* Entries shown *

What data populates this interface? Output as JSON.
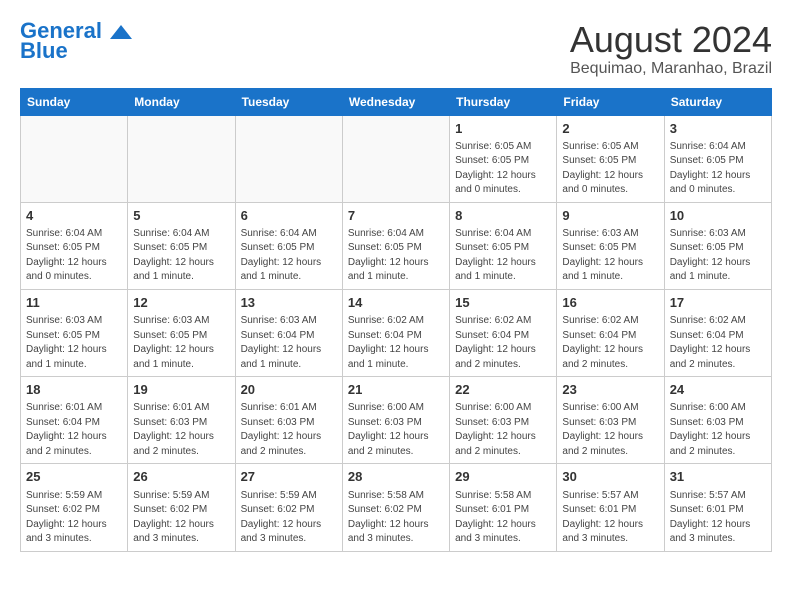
{
  "header": {
    "logo_line1": "General",
    "logo_line2": "Blue",
    "month_year": "August 2024",
    "location": "Bequimao, Maranhao, Brazil"
  },
  "days_of_week": [
    "Sunday",
    "Monday",
    "Tuesday",
    "Wednesday",
    "Thursday",
    "Friday",
    "Saturday"
  ],
  "weeks": [
    [
      {
        "day": "",
        "info": ""
      },
      {
        "day": "",
        "info": ""
      },
      {
        "day": "",
        "info": ""
      },
      {
        "day": "",
        "info": ""
      },
      {
        "day": "1",
        "info": "Sunrise: 6:05 AM\nSunset: 6:05 PM\nDaylight: 12 hours\nand 0 minutes."
      },
      {
        "day": "2",
        "info": "Sunrise: 6:05 AM\nSunset: 6:05 PM\nDaylight: 12 hours\nand 0 minutes."
      },
      {
        "day": "3",
        "info": "Sunrise: 6:04 AM\nSunset: 6:05 PM\nDaylight: 12 hours\nand 0 minutes."
      }
    ],
    [
      {
        "day": "4",
        "info": "Sunrise: 6:04 AM\nSunset: 6:05 PM\nDaylight: 12 hours\nand 0 minutes."
      },
      {
        "day": "5",
        "info": "Sunrise: 6:04 AM\nSunset: 6:05 PM\nDaylight: 12 hours\nand 1 minute."
      },
      {
        "day": "6",
        "info": "Sunrise: 6:04 AM\nSunset: 6:05 PM\nDaylight: 12 hours\nand 1 minute."
      },
      {
        "day": "7",
        "info": "Sunrise: 6:04 AM\nSunset: 6:05 PM\nDaylight: 12 hours\nand 1 minute."
      },
      {
        "day": "8",
        "info": "Sunrise: 6:04 AM\nSunset: 6:05 PM\nDaylight: 12 hours\nand 1 minute."
      },
      {
        "day": "9",
        "info": "Sunrise: 6:03 AM\nSunset: 6:05 PM\nDaylight: 12 hours\nand 1 minute."
      },
      {
        "day": "10",
        "info": "Sunrise: 6:03 AM\nSunset: 6:05 PM\nDaylight: 12 hours\nand 1 minute."
      }
    ],
    [
      {
        "day": "11",
        "info": "Sunrise: 6:03 AM\nSunset: 6:05 PM\nDaylight: 12 hours\nand 1 minute."
      },
      {
        "day": "12",
        "info": "Sunrise: 6:03 AM\nSunset: 6:05 PM\nDaylight: 12 hours\nand 1 minute."
      },
      {
        "day": "13",
        "info": "Sunrise: 6:03 AM\nSunset: 6:04 PM\nDaylight: 12 hours\nand 1 minute."
      },
      {
        "day": "14",
        "info": "Sunrise: 6:02 AM\nSunset: 6:04 PM\nDaylight: 12 hours\nand 1 minute."
      },
      {
        "day": "15",
        "info": "Sunrise: 6:02 AM\nSunset: 6:04 PM\nDaylight: 12 hours\nand 2 minutes."
      },
      {
        "day": "16",
        "info": "Sunrise: 6:02 AM\nSunset: 6:04 PM\nDaylight: 12 hours\nand 2 minutes."
      },
      {
        "day": "17",
        "info": "Sunrise: 6:02 AM\nSunset: 6:04 PM\nDaylight: 12 hours\nand 2 minutes."
      }
    ],
    [
      {
        "day": "18",
        "info": "Sunrise: 6:01 AM\nSunset: 6:04 PM\nDaylight: 12 hours\nand 2 minutes."
      },
      {
        "day": "19",
        "info": "Sunrise: 6:01 AM\nSunset: 6:03 PM\nDaylight: 12 hours\nand 2 minutes."
      },
      {
        "day": "20",
        "info": "Sunrise: 6:01 AM\nSunset: 6:03 PM\nDaylight: 12 hours\nand 2 minutes."
      },
      {
        "day": "21",
        "info": "Sunrise: 6:00 AM\nSunset: 6:03 PM\nDaylight: 12 hours\nand 2 minutes."
      },
      {
        "day": "22",
        "info": "Sunrise: 6:00 AM\nSunset: 6:03 PM\nDaylight: 12 hours\nand 2 minutes."
      },
      {
        "day": "23",
        "info": "Sunrise: 6:00 AM\nSunset: 6:03 PM\nDaylight: 12 hours\nand 2 minutes."
      },
      {
        "day": "24",
        "info": "Sunrise: 6:00 AM\nSunset: 6:03 PM\nDaylight: 12 hours\nand 2 minutes."
      }
    ],
    [
      {
        "day": "25",
        "info": "Sunrise: 5:59 AM\nSunset: 6:02 PM\nDaylight: 12 hours\nand 3 minutes."
      },
      {
        "day": "26",
        "info": "Sunrise: 5:59 AM\nSunset: 6:02 PM\nDaylight: 12 hours\nand 3 minutes."
      },
      {
        "day": "27",
        "info": "Sunrise: 5:59 AM\nSunset: 6:02 PM\nDaylight: 12 hours\nand 3 minutes."
      },
      {
        "day": "28",
        "info": "Sunrise: 5:58 AM\nSunset: 6:02 PM\nDaylight: 12 hours\nand 3 minutes."
      },
      {
        "day": "29",
        "info": "Sunrise: 5:58 AM\nSunset: 6:01 PM\nDaylight: 12 hours\nand 3 minutes."
      },
      {
        "day": "30",
        "info": "Sunrise: 5:57 AM\nSunset: 6:01 PM\nDaylight: 12 hours\nand 3 minutes."
      },
      {
        "day": "31",
        "info": "Sunrise: 5:57 AM\nSunset: 6:01 PM\nDaylight: 12 hours\nand 3 minutes."
      }
    ]
  ]
}
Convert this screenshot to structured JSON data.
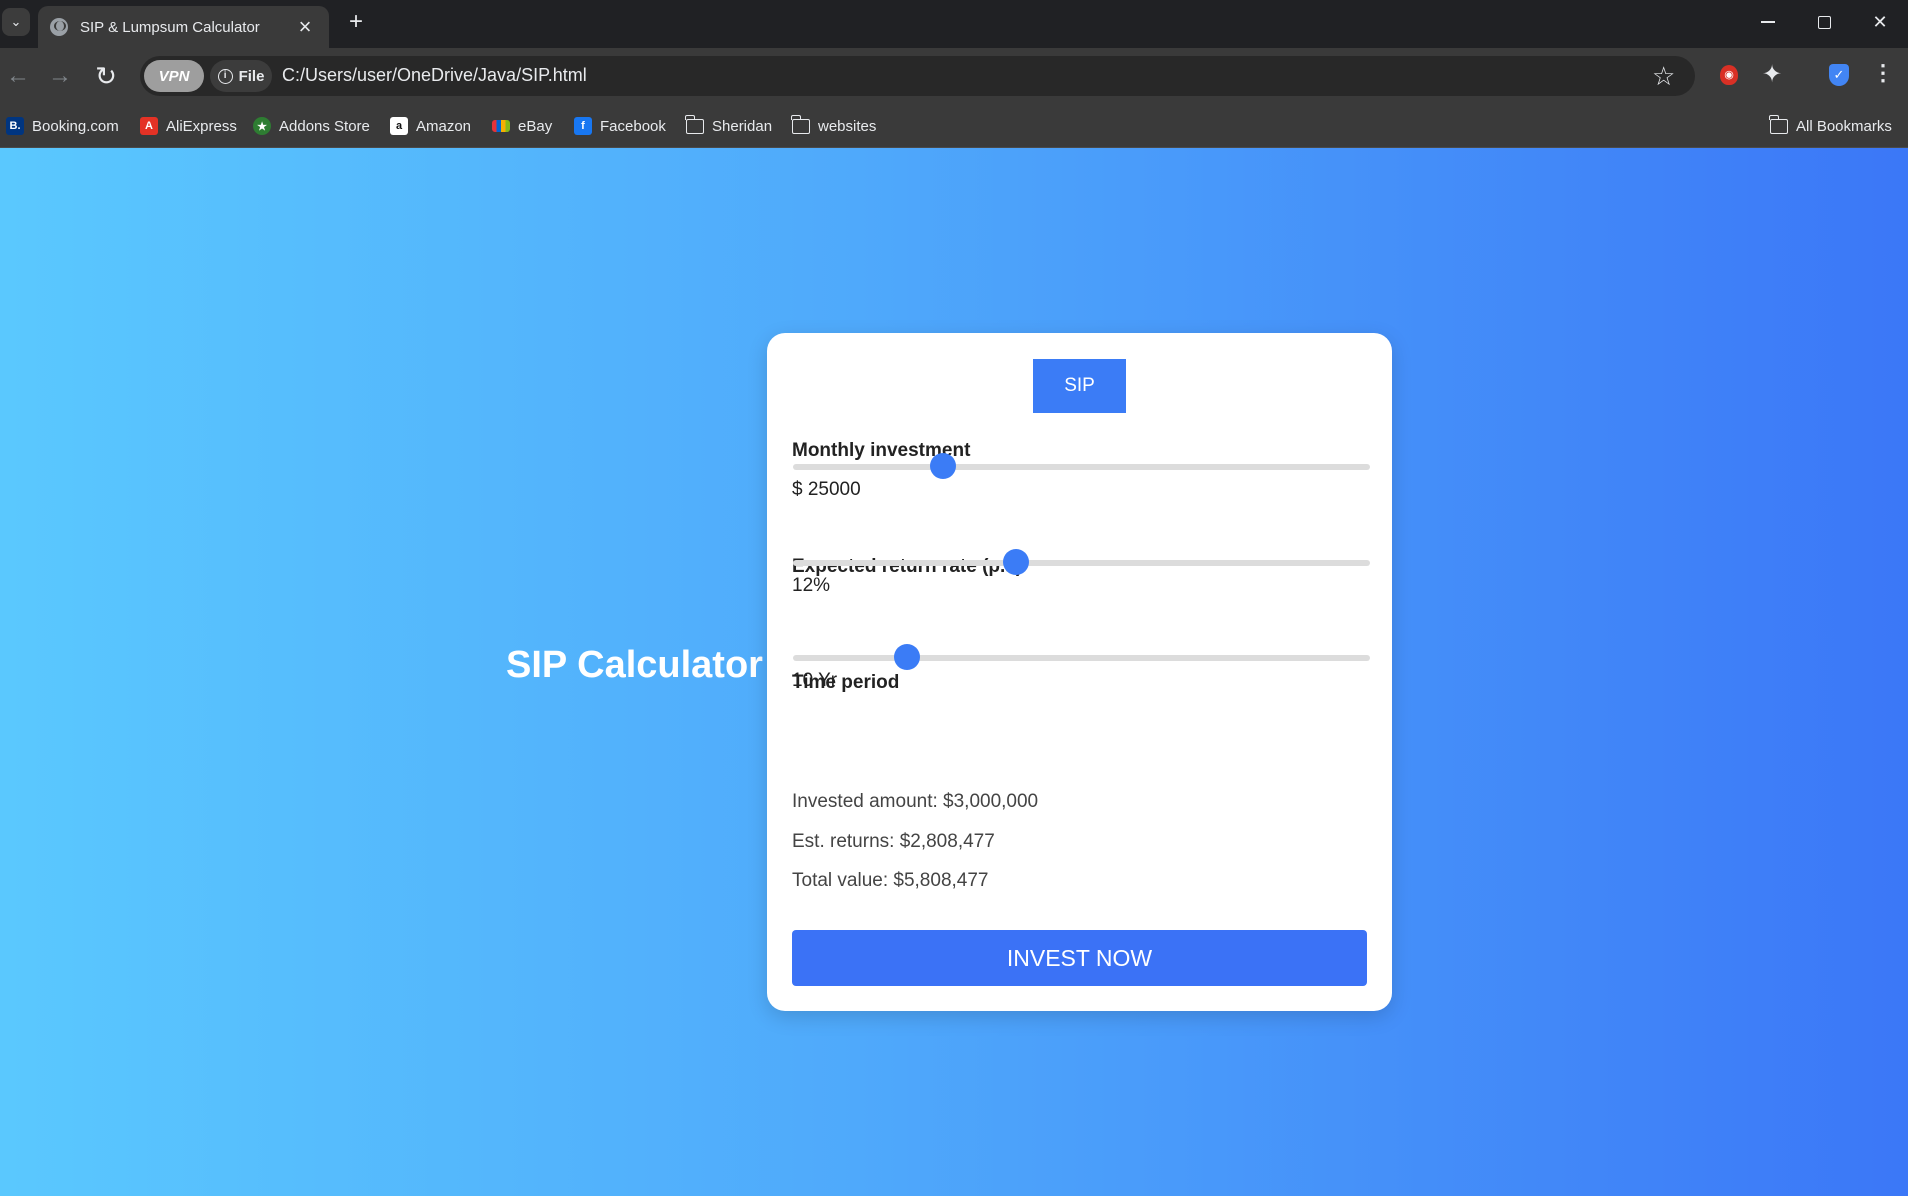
{
  "browser": {
    "tab_title": "SIP & Lumpsum Calculator",
    "new_tab_symbol": "+",
    "url": "C:/Users/user/OneDrive/Java/SIP.html",
    "scheme_chip": "File",
    "vpn_label": "VPN",
    "bookmarks": [
      {
        "label": "Booking.com",
        "icon": "booking-icon",
        "badge": "B.",
        "color": "#003580"
      },
      {
        "label": "AliExpress",
        "icon": "aliexpress-icon",
        "badge": "A",
        "color": "#e43225"
      },
      {
        "label": "Addons Store",
        "icon": "addons-store-icon",
        "badge": "★",
        "color": "#2e7d32"
      },
      {
        "label": "Amazon",
        "icon": "amazon-icon",
        "badge": "a",
        "color": "#ffffff"
      },
      {
        "label": "eBay",
        "icon": "ebay-icon",
        "badge": "",
        "color": "#e53238"
      },
      {
        "label": "Facebook",
        "icon": "facebook-icon",
        "badge": "f",
        "color": "#1877f2"
      },
      {
        "label": "Sheridan",
        "icon": "folder-icon"
      },
      {
        "label": "websites",
        "icon": "folder-icon"
      }
    ],
    "all_bookmarks": "All Bookmarks"
  },
  "page": {
    "heading": "SIP Calculator",
    "mode_tab": "SIP",
    "fields": [
      {
        "label": "Monthly investment",
        "value": "$ 25000",
        "slider_fraction": 0.26
      },
      {
        "label": "Expected return rate (p.a)",
        "value": "12%",
        "slider_fraction": 0.386
      },
      {
        "label": "Time period",
        "value": "10 Yr",
        "slider_fraction": 0.197
      }
    ],
    "results": {
      "invested": "Invested amount: $3,000,000",
      "returns": "Est. returns: $2,808,477",
      "total": "Total value: $5,808,477"
    },
    "cta": "INVEST NOW"
  },
  "colors": {
    "accent": "#3b7cf6",
    "gradient_start": "#5ac8fe",
    "gradient_end": "#3b77f7"
  }
}
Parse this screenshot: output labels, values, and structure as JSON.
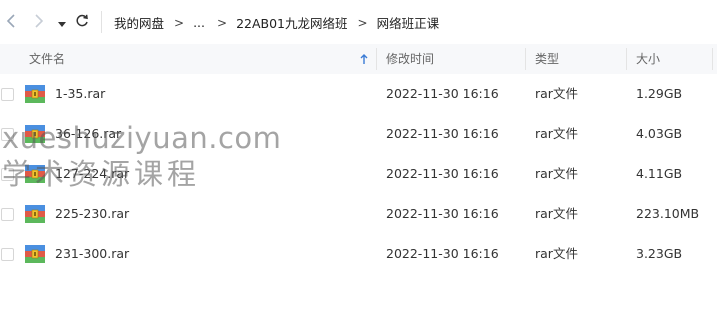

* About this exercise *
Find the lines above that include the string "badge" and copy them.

* Solved problem *
        "badge": "B.",
        "badge": "A",
        "badge": "★",
        "badge": "a",
        "badge": "",
        "badge": "f",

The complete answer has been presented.